The name of our citywide parish refers to a unifying thread in the Catholic history of Atlantic City.  St. Monica was the mother of St. Augustine and it was the Augustinians who built the first Catholic church on the island, St. Nicholas of Tolentine.  Monica is both pictured and quoted inside the church.  The island's second church was dedicated to St. Monica.  When it was destroyed by a fire in 1896, the church was rebuilt a year later with a different name, Our Lady Star of the Sea. The last church to be built in the city, in 1949, was also named St. Monica's.  Relegated in September 2016, it served black Catholics on Pennsylvania Avenue for 67 years.

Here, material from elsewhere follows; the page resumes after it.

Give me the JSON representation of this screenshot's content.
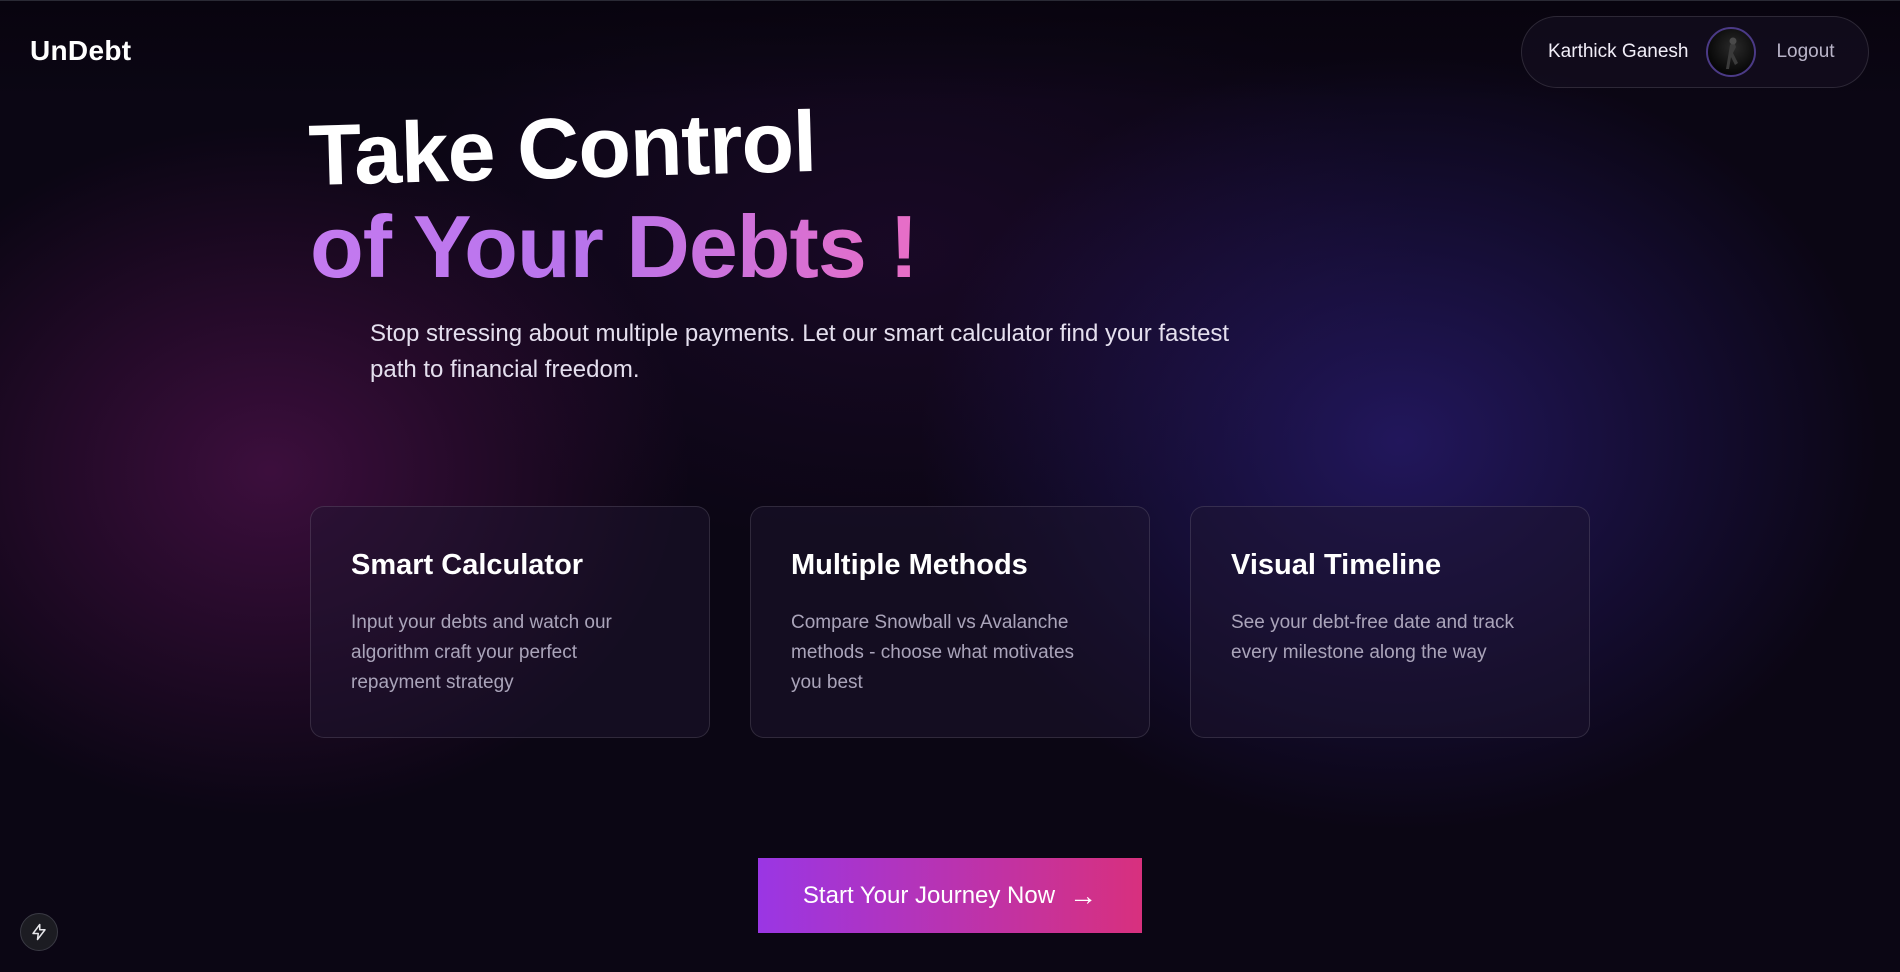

The parish logo draws upon the unity of the city's Catholic churches.  The waves below “Parish of Saint Monica” refer to the Atlantic Ocean after which our common city is named.  The image of St. Monica on the left is taken from the stain glass window in St. Nicholas Church above the door between the sanctuary and the sacristy.  That window, depicting St. Augustine with his mother Monica, is itself based on the famous work of French painter Ary Scheffer (1795-1858).  It depicts Monica’s last days, when she enjoyed holy conversation with her son in Ostia, Italy.

The icons along the bottom of the logo depict the five original parishes of Atlantic City in the order of their creation.  The halo above the purifying fire of Purgatory represents St. Nicholas of Tolentine, the patron saint of the holy souls.  The star above the waves refers to Mary’s ancient title as the Star of the Sea (in Latin, Stella Maris).  The sword flanked by wings represents Michael the Archangel, who defeated Satan (cf. Revelation 12).  The dove represents Holy Spirit Church, which once stood where TEN (the former Revel) is today.  The hands folded in prayer refer to the most well-known part of St. Monica’s life, her fervent - and successful - prayers for the conversion of her wayward son, Augustine.